(Data in this exercise Opens)

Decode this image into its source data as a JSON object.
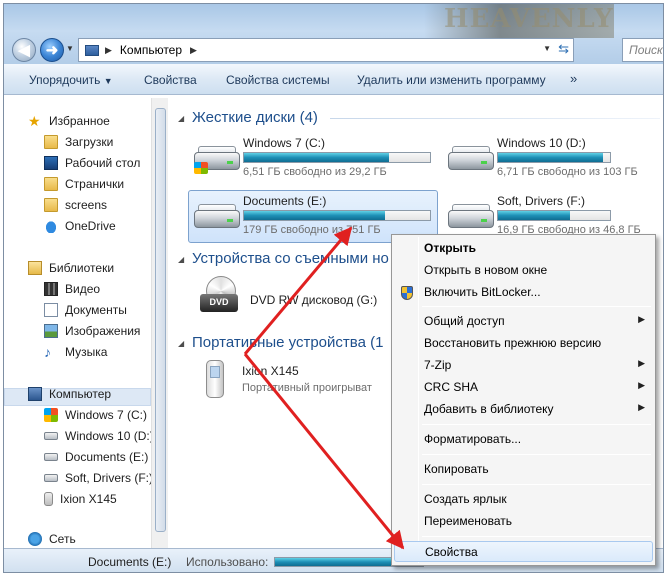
{
  "titlebar": {
    "background_text": "HEAVENLY",
    "address": {
      "location": "Компьютер"
    },
    "search_placeholder": "Поиск"
  },
  "toolbar": {
    "organize_label": "Упорядочить",
    "properties_label": "Свойства",
    "system_properties_label": "Свойства системы",
    "uninstall_label": "Удалить или изменить программу",
    "more_label": "»"
  },
  "nav": {
    "favorites": "Избранное",
    "downloads": "Загрузки",
    "desktop": "Рабочий стол",
    "pages": "Странички",
    "screens": "screens",
    "onedrive": "OneDrive",
    "libraries": "Библиотеки",
    "video": "Видео",
    "documents": "Документы",
    "images": "Изображения",
    "music": "Музыка",
    "computer": "Компьютер",
    "drive_c": "Windows 7 (C:)",
    "drive_d": "Windows 10 (D:)",
    "drive_e": "Documents (E:)",
    "drive_f": "Soft, Drivers (F:)",
    "ixion": "Ixion X145",
    "network": "Сеть"
  },
  "content": {
    "hard_drives_header": "Жесткие диски (4)",
    "removable_header": "Устройства со съемными но",
    "portable_header": "Портативные устройства (1",
    "drives": [
      {
        "name": "Windows 7 (C:)",
        "free": "6,51 ГБ свободно из 29,2 ГБ",
        "used_fraction": 0.78
      },
      {
        "name": "Windows 10 (D:)",
        "free": "6,71 ГБ свободно из 103 ГБ",
        "used_fraction": 0.94
      },
      {
        "name": "Documents (E:)",
        "free": "179 ГБ свободно из 751 ГБ",
        "used_fraction": 0.76
      },
      {
        "name": "Soft, Drivers (F:)",
        "free": "16,9 ГБ свободно из 46,8 ГБ",
        "used_fraction": 0.64
      }
    ],
    "dvd": {
      "name": "DVD RW дисковод (G:)",
      "icon_label": "DVD"
    },
    "ixion": {
      "name": "Ixion X145",
      "sub": "Портативный проигрыват"
    }
  },
  "statusbar": {
    "name": "Documents (E:)",
    "used_label": "Использовано:",
    "used_fraction": 0.76
  },
  "context_menu": {
    "open": "Открыть",
    "open_new_window": "Открыть в новом окне",
    "bitlocker": "Включить BitLocker...",
    "sharing": "Общий доступ",
    "restore": "Восстановить прежнюю версию",
    "zip": "7-Zip",
    "crc": "CRC SHA",
    "add_library": "Добавить в библиотеку",
    "format": "Форматировать...",
    "copy": "Копировать",
    "shortcut": "Создать ярлык",
    "rename": "Переименовать",
    "properties": "Свойства"
  },
  "colors": {
    "accent": "#1e4f8c",
    "annotation_arrow": "#e02020",
    "drive_fill": "#1e8fb6"
  }
}
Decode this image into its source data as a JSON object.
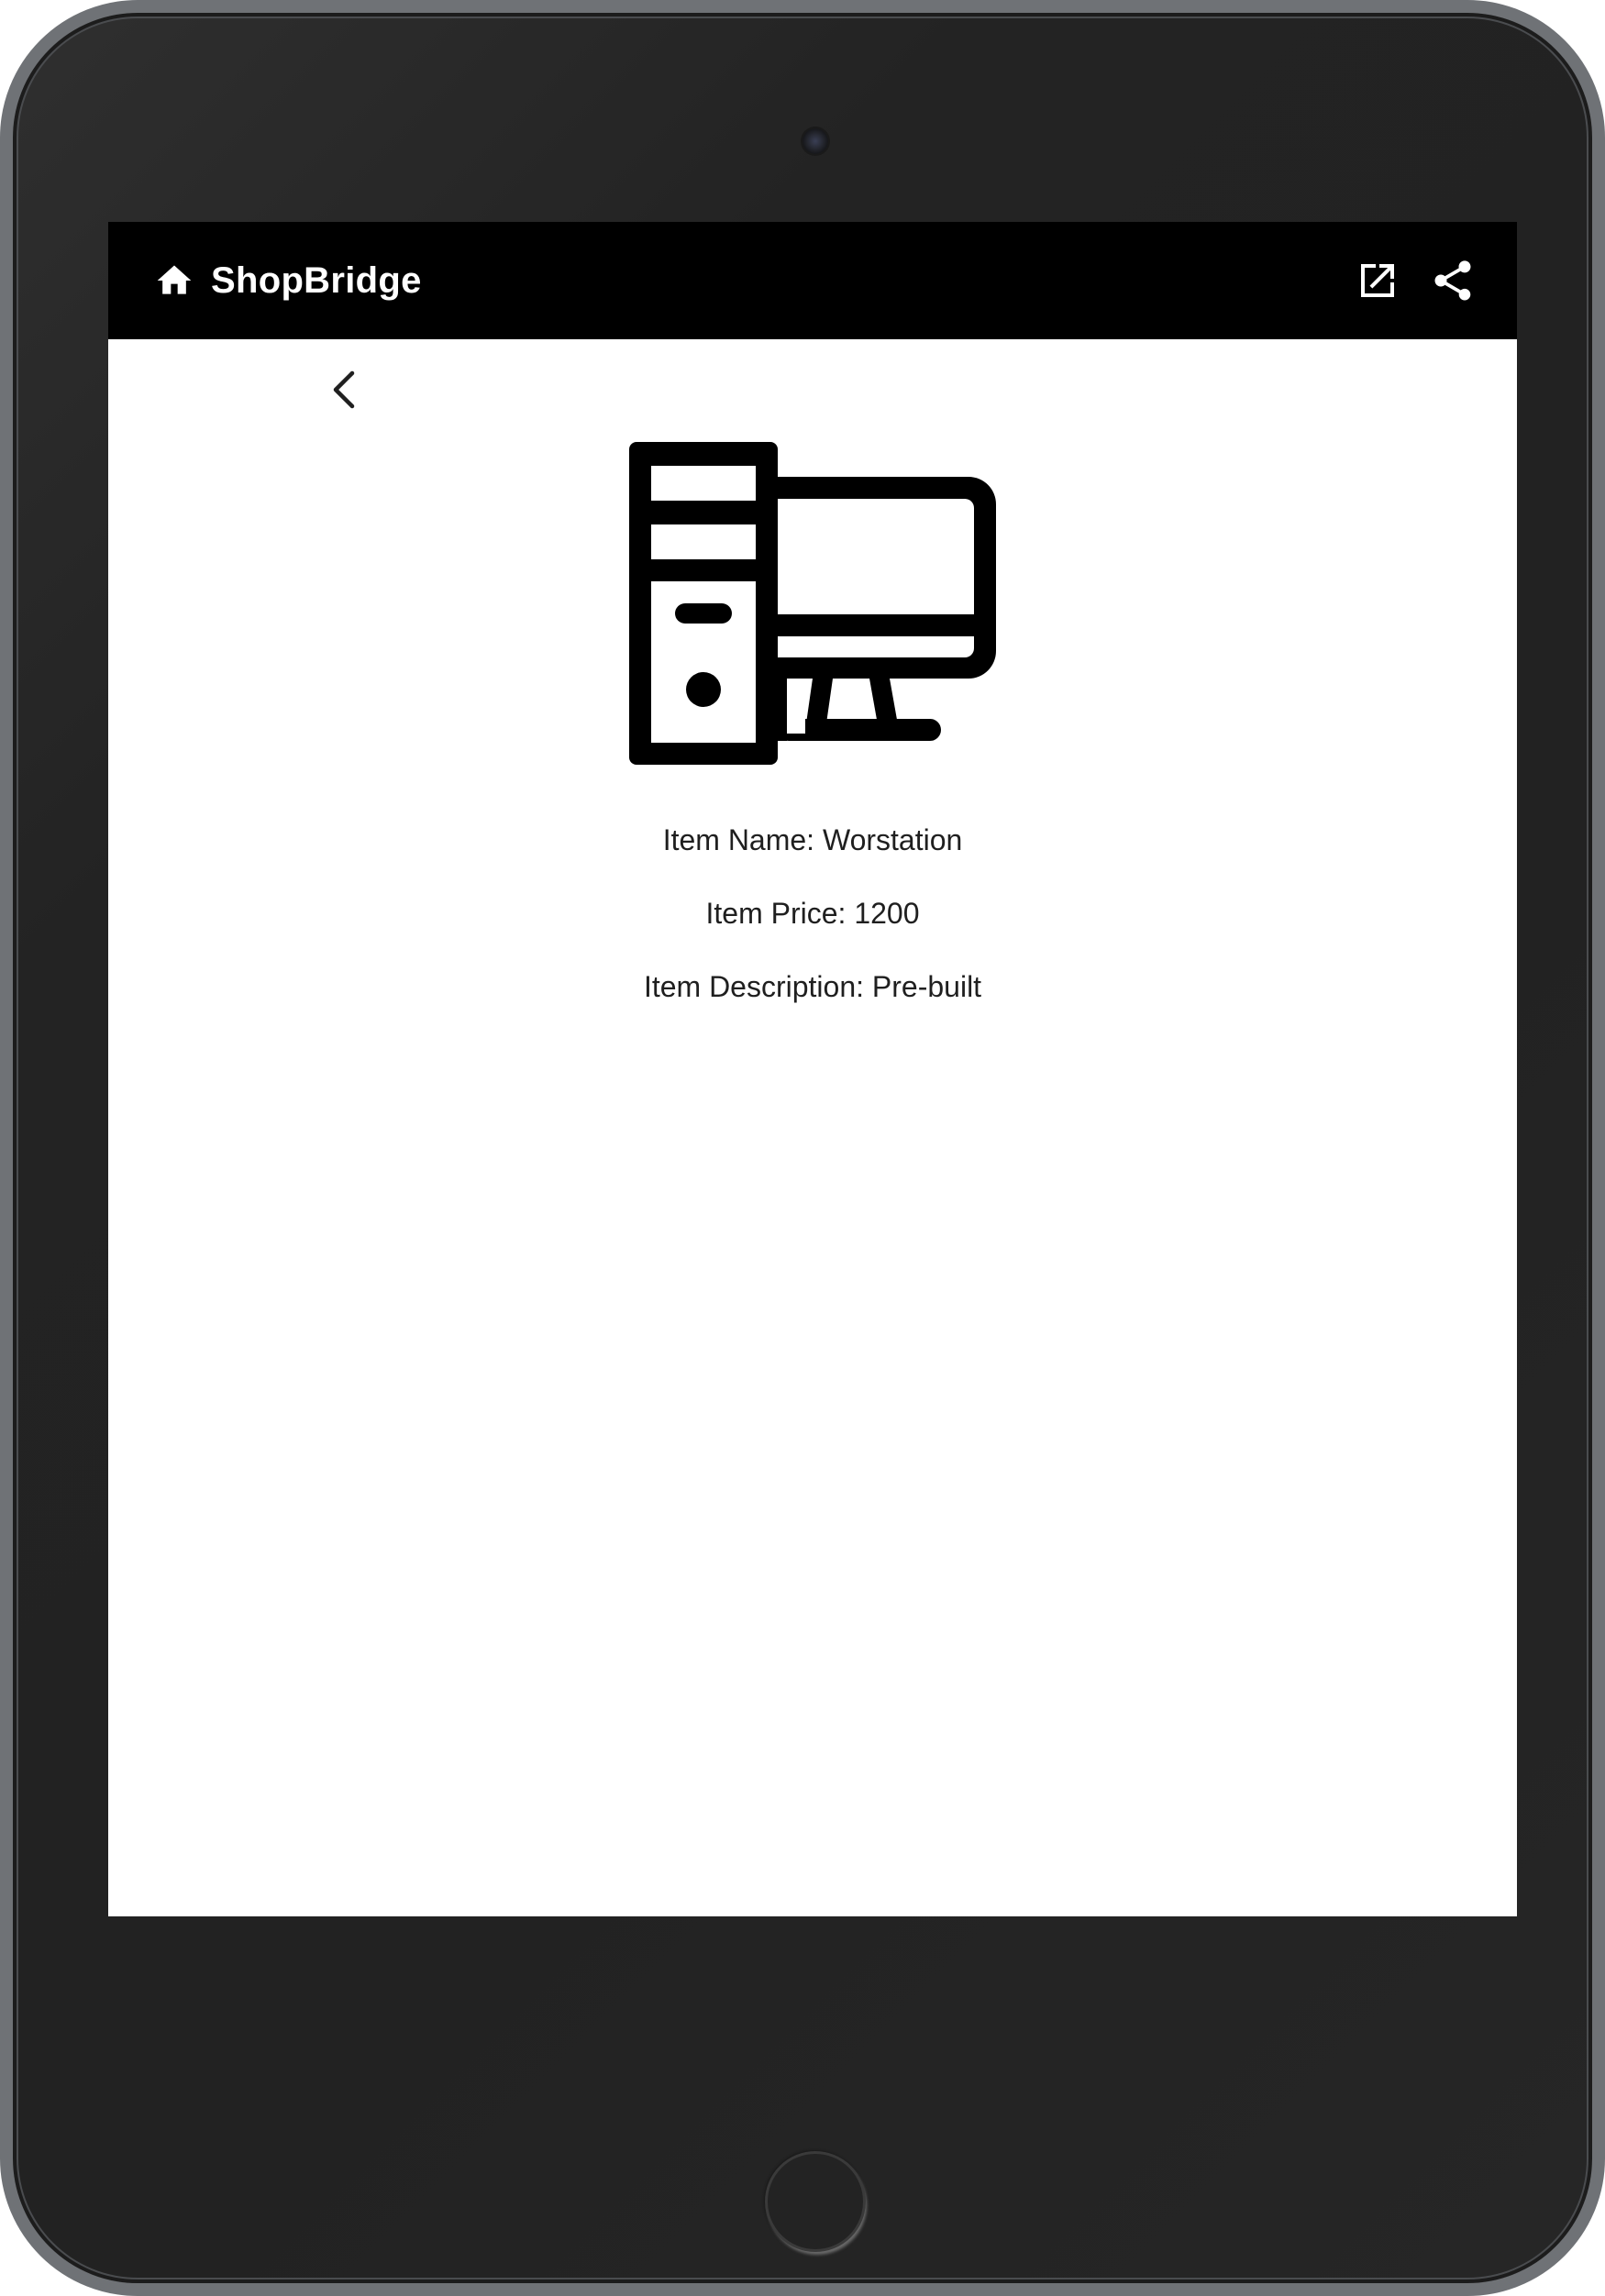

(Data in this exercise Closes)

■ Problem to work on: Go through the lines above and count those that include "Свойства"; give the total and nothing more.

■ Worked solution: 3